Various thermoplastic and thermo-set based
polymers, blended with acetylene carbon blacks and graphite fillers to form
electrically conductive polymers, were investigated to determine the
switching mechanism under high power short-circuit fault conditions.
Presently, a positive temperature coefficient (PTC) effect is the accepted
switching mechanism for low power overcurrent devices. However, for high
power, distribution level devices, this mechanism has been assumed to be the
same under high fault conditions. This work proposes another possible
switching mechanism responsible for a steep change in resistance under high
power faults.
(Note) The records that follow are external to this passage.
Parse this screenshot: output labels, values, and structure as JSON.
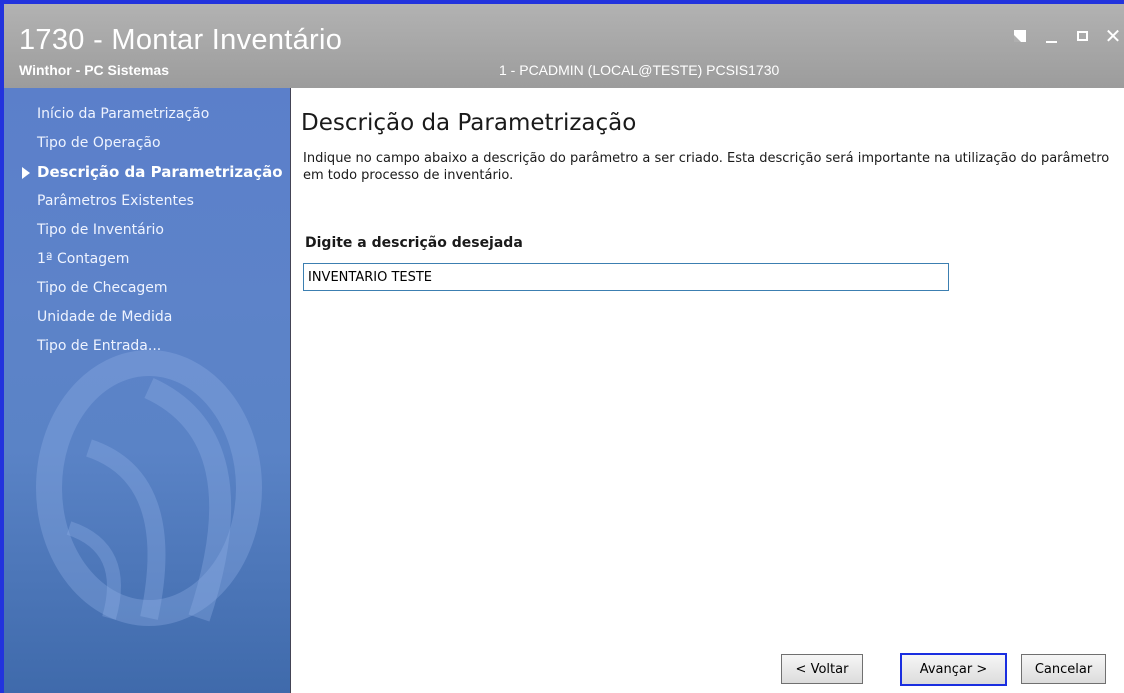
{
  "window": {
    "title": "1730 - Montar Inventário",
    "subtitle": "Winthor - PC Sistemas",
    "session": "1 - PCADMIN (LOCAL@TESTE)   PCSIS1730"
  },
  "sidebar": {
    "items": [
      {
        "label": "Início da Parametrização"
      },
      {
        "label": "Tipo de Operação"
      },
      {
        "label": "Descrição da Parametrização"
      },
      {
        "label": "Parâmetros Existentes"
      },
      {
        "label": "Tipo de Inventário"
      },
      {
        "label": "1ª Contagem"
      },
      {
        "label": "Tipo de Checagem"
      },
      {
        "label": "Unidade de Medida"
      },
      {
        "label": "Tipo de Entrada..."
      }
    ],
    "active_index": 2
  },
  "main": {
    "title": "Descrição da Parametrização",
    "description": "Indique no campo abaixo a descrição do parâmetro a ser criado. Esta descrição será importante na utilização do parâmetro em todo processo de inventário.",
    "field_label": "Digite a descrição desejada",
    "field_value": "INVENTÁRIO TESTE"
  },
  "buttons": {
    "back": "< Voltar",
    "next": "Avançar >",
    "cancel": "Cancelar"
  },
  "colors": {
    "window_border": "#2233dd",
    "titlebar": "#a8a8a8",
    "sidebar": "#5b7fca",
    "input_border": "#3c7fb1",
    "focused_button_border": "#1a2ee0"
  }
}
The proposed mechanism of resistance change comes, not from
the PTC change in the material, but rather from the vaporization of the
conducting polymer contact areas at the polymer/electrode interface. A
comparison between low power polypropylene based devices with a positive
temperature coefficient (PTC) effect (thermal expansion of the polymer bulk)
and high power devices was done to support this theory. A model was
developed along with numerous short-circuit tests to support this theory.
Modifications with e-beam irradiation were made to alter the PTC
characteristics of thermoplastics but had little effect on high fault
short-circuit switching. Also, numerous short-circuit testing on thermo-set
based materials without any PTC transition still switched under high fault
currents. These all supported the proposed theory that switching, under high
fault currents, was from vaporization of the contact areas at the polymer
surface rather than thermal expansion in the bulk of the conductive polymer
as previously accepted.